Unlike soft, furry, happy little honeybees which can only sting you once because each sting is a suicide mission for them, other kinds of bees, wasps, yellowjackets, and hornets can and will sting you repeatedly. They don’t play. Unfortunately, they all like (or dislike) certain colors, movements, sweet sugary things we eat and drink, and other things we eat and drink.

Some of you may experience arachnophobia, but it’s usually not spiders carrying disease. Cue the scary music and watch out for another eight-legged menace: It’s Ticks!

Like mosquitoes, ticks crave your blood and aren’t terribly picky about whose blood they suck. Ticks range in size from barely visible to the naked eye up to a few millimeters and will ambush anyone or anything walking through the grass and weeds where they are. They anchor themselves securely into your flesh and drink your blood until they expand to many times their original size. Then they drop off to do whatever eight-legged blood-sucking demons do when they’re full.

Use care when removing a tick because they vomit toxins into their hosts (you) when they are agitated, and these can cause a whole lot of diseases which take weeks, months, or years to recover.  

Please remember, though, outside potentially having more health benefits and hazards if you plan well. So, use sunscreen, wear a hat and shades, and surround yourself with loud, stinky people who drink fruity drinks and have Type O blood.

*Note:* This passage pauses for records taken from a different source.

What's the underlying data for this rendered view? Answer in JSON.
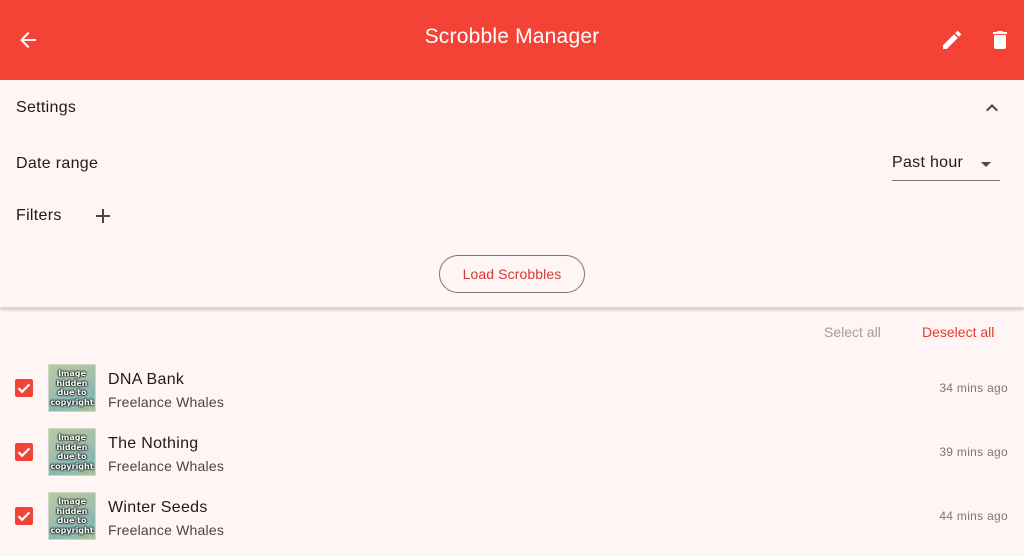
{
  "app": {
    "title": "Scrobble Manager",
    "accent_color": "#f44336",
    "back_icon": "arrow-back-icon",
    "edit_icon": "pencil-icon",
    "delete_icon": "trash-icon"
  },
  "settings": {
    "header": "Settings",
    "collapse_icon": "chevron-up-icon",
    "date_range_label": "Date range",
    "date_range_value": "Past hour",
    "filters_label": "Filters",
    "add_filter_icon": "plus-icon",
    "load_button": "Load Scrobbles"
  },
  "selection": {
    "select_all": "Select all",
    "deselect_all": "Deselect all"
  },
  "scrobbles": [
    {
      "track": "DNA Bank",
      "artist": "Freelance Whales",
      "time": "34 mins ago",
      "checked": true,
      "thumb_text": "Image hidden due to copyright"
    },
    {
      "track": "The Nothing",
      "artist": "Freelance Whales",
      "time": "39 mins ago",
      "checked": true,
      "thumb_text": "Image hidden due to copyright"
    },
    {
      "track": "Winter Seeds",
      "artist": "Freelance Whales",
      "time": "44 mins ago",
      "checked": true,
      "thumb_text": "Image hidden due to copyright"
    }
  ]
}
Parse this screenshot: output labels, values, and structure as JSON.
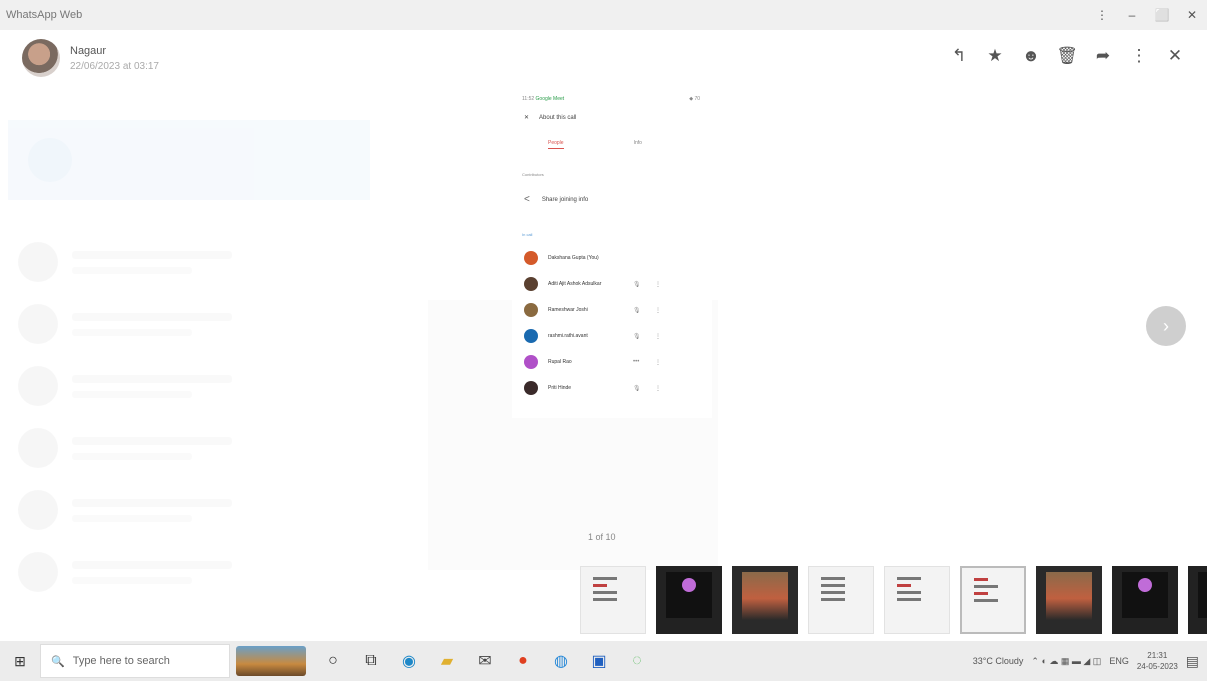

Oh, and they should be heavy breathers.

That should set you up for all the fun you can handle.

Copyright The Gayly. 7/22/2019 @7:02 a.m. CST.